_Work item_: The answer must be every line from the entries below that includes "Ctrl".

_Data to process_:
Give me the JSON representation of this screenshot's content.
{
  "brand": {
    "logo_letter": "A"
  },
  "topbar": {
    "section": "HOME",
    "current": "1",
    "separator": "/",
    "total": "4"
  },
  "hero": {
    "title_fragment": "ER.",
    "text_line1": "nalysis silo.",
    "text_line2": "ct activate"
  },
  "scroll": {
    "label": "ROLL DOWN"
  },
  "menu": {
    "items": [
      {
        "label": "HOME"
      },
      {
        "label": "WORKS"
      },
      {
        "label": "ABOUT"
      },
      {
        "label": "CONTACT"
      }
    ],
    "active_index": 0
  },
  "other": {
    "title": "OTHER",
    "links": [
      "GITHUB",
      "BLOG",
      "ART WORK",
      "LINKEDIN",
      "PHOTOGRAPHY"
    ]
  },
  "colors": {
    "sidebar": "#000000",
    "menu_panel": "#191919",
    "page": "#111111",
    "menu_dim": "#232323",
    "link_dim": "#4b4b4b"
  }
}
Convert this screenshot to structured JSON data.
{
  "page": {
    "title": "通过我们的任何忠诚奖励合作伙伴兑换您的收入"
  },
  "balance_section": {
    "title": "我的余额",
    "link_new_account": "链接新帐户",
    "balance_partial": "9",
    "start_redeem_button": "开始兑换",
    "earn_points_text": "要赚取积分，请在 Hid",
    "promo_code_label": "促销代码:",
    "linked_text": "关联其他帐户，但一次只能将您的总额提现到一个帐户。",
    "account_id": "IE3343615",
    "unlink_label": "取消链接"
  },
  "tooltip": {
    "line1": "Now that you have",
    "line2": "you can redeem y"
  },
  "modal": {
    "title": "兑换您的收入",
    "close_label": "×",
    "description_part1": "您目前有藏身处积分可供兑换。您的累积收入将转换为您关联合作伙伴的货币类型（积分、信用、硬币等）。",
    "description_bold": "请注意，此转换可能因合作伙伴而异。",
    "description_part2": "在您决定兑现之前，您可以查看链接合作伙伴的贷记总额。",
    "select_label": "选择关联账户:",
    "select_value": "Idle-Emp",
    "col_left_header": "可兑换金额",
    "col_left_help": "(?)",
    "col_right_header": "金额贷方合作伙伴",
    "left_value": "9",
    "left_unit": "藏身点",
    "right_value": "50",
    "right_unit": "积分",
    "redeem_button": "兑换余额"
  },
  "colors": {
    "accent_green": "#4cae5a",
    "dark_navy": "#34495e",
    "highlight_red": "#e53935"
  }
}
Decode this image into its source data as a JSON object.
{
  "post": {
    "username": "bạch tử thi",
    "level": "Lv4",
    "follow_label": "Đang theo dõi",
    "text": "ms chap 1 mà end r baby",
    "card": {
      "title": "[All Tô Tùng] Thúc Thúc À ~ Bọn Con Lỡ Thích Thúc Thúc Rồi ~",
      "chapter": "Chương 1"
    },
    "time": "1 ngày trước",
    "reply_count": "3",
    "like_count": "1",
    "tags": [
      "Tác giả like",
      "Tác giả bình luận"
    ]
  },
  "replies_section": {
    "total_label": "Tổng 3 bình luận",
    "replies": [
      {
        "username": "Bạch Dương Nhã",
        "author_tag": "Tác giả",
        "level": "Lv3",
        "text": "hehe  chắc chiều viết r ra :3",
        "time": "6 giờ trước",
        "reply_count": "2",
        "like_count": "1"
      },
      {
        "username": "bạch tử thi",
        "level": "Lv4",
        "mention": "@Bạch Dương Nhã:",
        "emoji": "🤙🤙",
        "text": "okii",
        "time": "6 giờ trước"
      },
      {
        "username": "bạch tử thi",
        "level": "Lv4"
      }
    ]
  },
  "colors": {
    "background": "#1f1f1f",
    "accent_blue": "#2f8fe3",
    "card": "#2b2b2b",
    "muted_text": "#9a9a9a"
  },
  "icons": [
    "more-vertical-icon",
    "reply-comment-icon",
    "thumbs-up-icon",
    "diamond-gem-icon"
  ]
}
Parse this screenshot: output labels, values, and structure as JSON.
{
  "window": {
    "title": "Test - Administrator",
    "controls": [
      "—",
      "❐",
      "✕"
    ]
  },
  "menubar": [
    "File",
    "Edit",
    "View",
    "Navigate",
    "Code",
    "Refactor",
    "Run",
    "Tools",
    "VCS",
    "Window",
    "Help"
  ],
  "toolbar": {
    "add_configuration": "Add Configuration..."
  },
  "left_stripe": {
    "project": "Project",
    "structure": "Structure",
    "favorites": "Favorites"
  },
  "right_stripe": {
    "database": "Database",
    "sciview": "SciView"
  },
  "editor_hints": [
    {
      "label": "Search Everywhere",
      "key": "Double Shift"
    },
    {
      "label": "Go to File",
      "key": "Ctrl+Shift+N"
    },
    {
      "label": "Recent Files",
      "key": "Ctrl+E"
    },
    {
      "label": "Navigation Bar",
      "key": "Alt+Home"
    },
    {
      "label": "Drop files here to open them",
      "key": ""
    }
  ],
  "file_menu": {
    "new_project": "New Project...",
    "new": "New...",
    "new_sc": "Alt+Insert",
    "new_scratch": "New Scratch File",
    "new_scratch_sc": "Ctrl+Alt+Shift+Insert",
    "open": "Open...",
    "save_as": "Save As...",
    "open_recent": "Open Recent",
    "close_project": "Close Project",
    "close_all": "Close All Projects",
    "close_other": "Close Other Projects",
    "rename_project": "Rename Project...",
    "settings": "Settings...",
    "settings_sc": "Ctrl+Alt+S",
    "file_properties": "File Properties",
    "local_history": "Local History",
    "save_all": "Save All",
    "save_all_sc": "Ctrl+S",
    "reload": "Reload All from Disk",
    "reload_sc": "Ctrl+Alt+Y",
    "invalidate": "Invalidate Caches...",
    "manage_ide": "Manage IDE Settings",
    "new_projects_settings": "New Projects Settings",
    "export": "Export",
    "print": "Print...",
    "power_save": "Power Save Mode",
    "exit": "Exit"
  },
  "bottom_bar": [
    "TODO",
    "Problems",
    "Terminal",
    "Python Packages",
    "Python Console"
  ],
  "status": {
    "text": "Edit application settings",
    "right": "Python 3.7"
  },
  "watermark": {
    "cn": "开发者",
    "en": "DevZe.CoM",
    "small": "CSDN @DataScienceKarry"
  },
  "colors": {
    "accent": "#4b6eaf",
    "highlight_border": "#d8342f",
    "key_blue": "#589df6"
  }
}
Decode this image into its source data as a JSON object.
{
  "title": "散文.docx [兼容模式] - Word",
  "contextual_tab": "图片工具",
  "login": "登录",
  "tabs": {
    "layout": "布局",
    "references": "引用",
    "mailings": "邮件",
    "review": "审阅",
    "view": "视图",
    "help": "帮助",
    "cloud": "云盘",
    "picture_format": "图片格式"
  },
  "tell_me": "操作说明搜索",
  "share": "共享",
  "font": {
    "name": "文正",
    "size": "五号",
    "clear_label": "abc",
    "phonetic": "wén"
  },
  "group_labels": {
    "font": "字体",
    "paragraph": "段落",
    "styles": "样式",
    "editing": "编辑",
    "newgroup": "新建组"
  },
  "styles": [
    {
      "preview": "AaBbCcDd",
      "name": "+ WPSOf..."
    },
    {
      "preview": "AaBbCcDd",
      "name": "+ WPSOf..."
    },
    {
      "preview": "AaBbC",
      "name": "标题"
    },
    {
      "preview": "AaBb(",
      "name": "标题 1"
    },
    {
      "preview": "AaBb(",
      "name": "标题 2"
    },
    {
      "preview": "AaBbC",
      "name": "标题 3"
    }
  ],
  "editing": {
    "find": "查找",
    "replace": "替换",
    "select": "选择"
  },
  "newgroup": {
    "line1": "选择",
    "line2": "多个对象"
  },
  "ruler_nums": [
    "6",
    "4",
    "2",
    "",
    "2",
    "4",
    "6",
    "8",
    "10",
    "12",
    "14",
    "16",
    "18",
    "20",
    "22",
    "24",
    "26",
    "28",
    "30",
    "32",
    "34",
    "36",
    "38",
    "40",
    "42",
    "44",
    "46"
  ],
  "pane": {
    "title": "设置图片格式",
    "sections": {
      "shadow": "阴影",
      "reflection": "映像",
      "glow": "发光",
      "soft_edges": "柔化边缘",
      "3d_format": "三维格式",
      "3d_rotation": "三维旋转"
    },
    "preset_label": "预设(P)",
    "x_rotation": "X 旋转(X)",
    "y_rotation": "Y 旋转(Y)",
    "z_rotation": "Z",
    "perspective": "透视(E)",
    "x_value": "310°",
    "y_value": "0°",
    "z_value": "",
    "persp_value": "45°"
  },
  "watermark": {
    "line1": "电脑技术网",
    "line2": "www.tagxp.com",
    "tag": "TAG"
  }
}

_Response box_:
      "key": "Ctrl+Shift+N"
      "key": "Ctrl+E"
    "new_scratch_sc": "Ctrl+Alt+Shift+Insert",
    "settings_sc": "Ctrl+Alt+S",
    "save_all_sc": "Ctrl+S",
    "reload_sc": "Ctrl+Alt+Y",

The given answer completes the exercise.